Dog Twitter unites to roast this New York Times article that says science thinks your dog isn’t special.
Earlier in the week, an article tweeted by the New York Times had dog lovers hilariously asking the news giant to issue a retraction, saying all dogs are exceptional dogs.
Yes, the doctor who did this study said he was a cat person https://t.co/SivG5w3Gwy
— The New York Times (@nytimes) October 9, 2018
Citing a study published in the research journal Learning and Behavior that declared “dogs are no more exceptional than other animals when it comes to canniness and intelligence,” dog Twitter came with adorable pictures of their pooches, and begged the research to differ.
I look forward to the NYT correction on this piece. pic.twitter.com/nWysaZeA26
— stkinne (@stkinne) October 9, 2018
Not true pic.twitter.com/k3cCPCyFKN
— Thaís Perando o Apocalipse 2040 (@mollytrocinho) October 9, 2018
The published study was spearheaded by Stephen Lea, emeritus professor in the psychology department at the University of Exeter in Britain, who cheekily added he was “more of a cat person” anyway.

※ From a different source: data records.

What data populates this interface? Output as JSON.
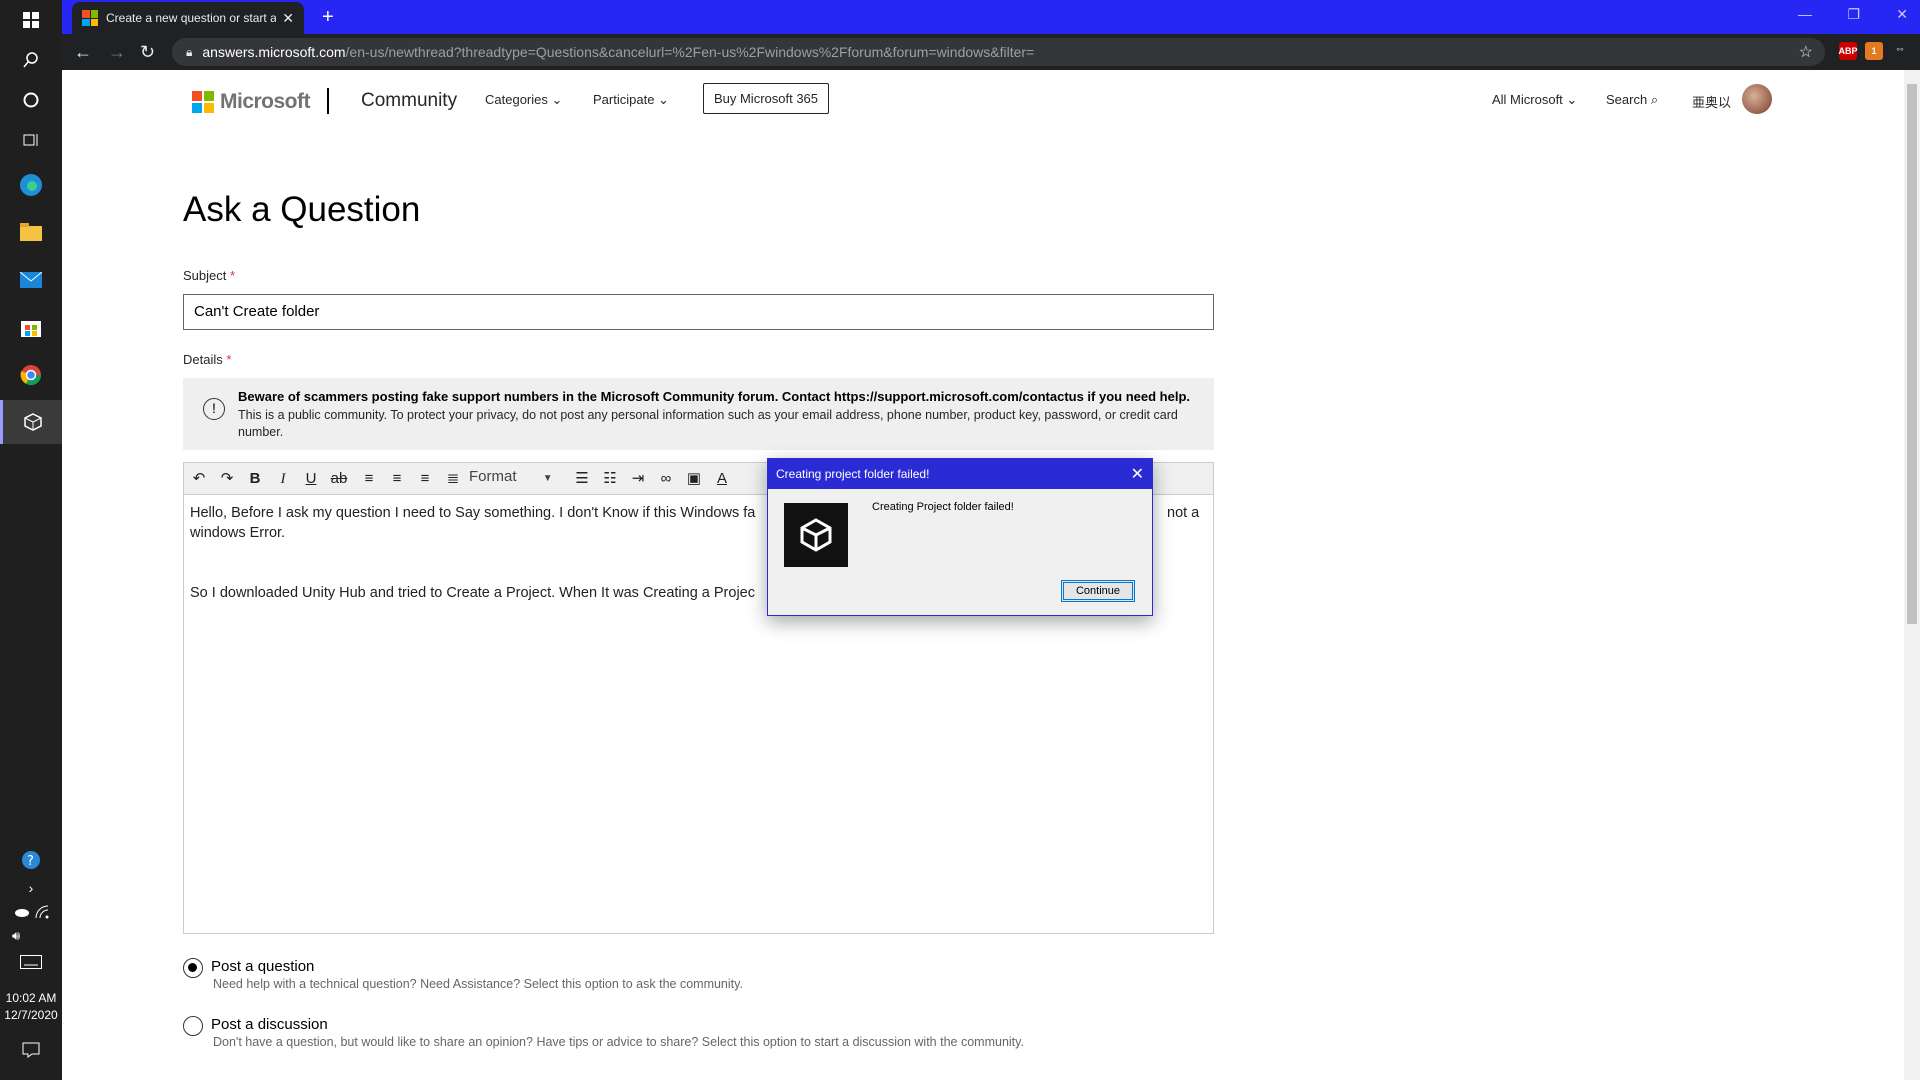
{
  "taskbar": {
    "time": "10:02 AM",
    "date": "12/7/2020",
    "items": [
      "windows-logo",
      "search",
      "cortana",
      "task-view",
      "edge",
      "file-explorer",
      "mail",
      "store",
      "chrome",
      "unity"
    ]
  },
  "browser": {
    "tab_title": "Create a new question or start a",
    "url_host": "answers.microsoft.com",
    "url_path": "/en-us/newthread?threadtype=Questions&cancelurl=%2Fen-us%2Fwindows%2Fforum&forum=windows&filter=",
    "accent_color": "#2727f5"
  },
  "header": {
    "brand": "Microsoft",
    "community": "Community",
    "categories": "Categories",
    "participate": "Participate",
    "buy": "Buy Microsoft 365",
    "all_microsoft": "All Microsoft",
    "search": "Search",
    "username": "亜奥以"
  },
  "form": {
    "heading": "Ask a Question",
    "subject_label": "Subject",
    "subject_value": "Can't Create folder",
    "details_label": "Details",
    "notice_bold": "Beware of scammers posting fake support numbers in the Microsoft Community forum. Contact https://support.microsoft.com/contactus if you need help.",
    "notice_body": "This is a public community. To protect your privacy, do not post any personal information such as your email address, phone number, product key, password, or credit card number.",
    "format_label": "Format",
    "body_line1": "Hello, Before I ask my question I need to Say something. I don't Know if this Windows fa",
    "body_line1_tail": "not a",
    "body_line2": "windows Error.",
    "body_line3": "So I downloaded Unity Hub and tried to Create a Project. When It was Creating a Projec",
    "option1_label": "Post a question",
    "option1_desc": "Need help with a technical question? Need Assistance? Select this option to ask the community.",
    "option2_label": "Post a discussion",
    "option2_desc": "Don't have a question, but would like to share an opinion? Have tips or advice to share? Select this option to start a discussion with the community."
  },
  "dialog": {
    "title": "Creating project folder failed!",
    "message": "Creating Project folder failed!",
    "button": "Continue"
  }
}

He said the idea of the study came to him while he was the editor of Animal Cognition, a journal seeking to explain cognition in the context of evolution among humans and other animals.
“I was getting a number of papers showing how remarkable the things were that dogs could do,” said Lea, but research on other animals ‘barely trickled in,’ despite evidence existing that chimpanzees, cats, and horses had similar intelligence.
“Almost everything a dog claimed to do, other animals could do to. It made me quite wary that dogs were special.”
Dog lovers in the comments came full force, of course, including popular account We Rate Dogs (@dog_rates):
— WeRateDogs™ (@dog_rates) October 8, 2018
— Matt Gallagher (@MattGallagher0) October 8, 2018
— wade lambert (@wadeNYC) October 9, 2018
But anyway, if you’re still interested in the study’s obvious attack against dogs, Lea and his team studied dog cognition against three groups: carnivores, social hunters, and domestic animals; and found that they were on par with dogs’ capabilities in different areas like pack bonding, being able to listen for commands, and other skills.
While there are some standout exceptions, like that sheepdog who knows a thousand commands, Lea and his team say dogs are still pretty meh in the bigger picture.
— 💀S C A R Y🕸S C A R Y👻S C A R Y🎃S C A R Y🤡 (@gildedguilotine) October 9, 2018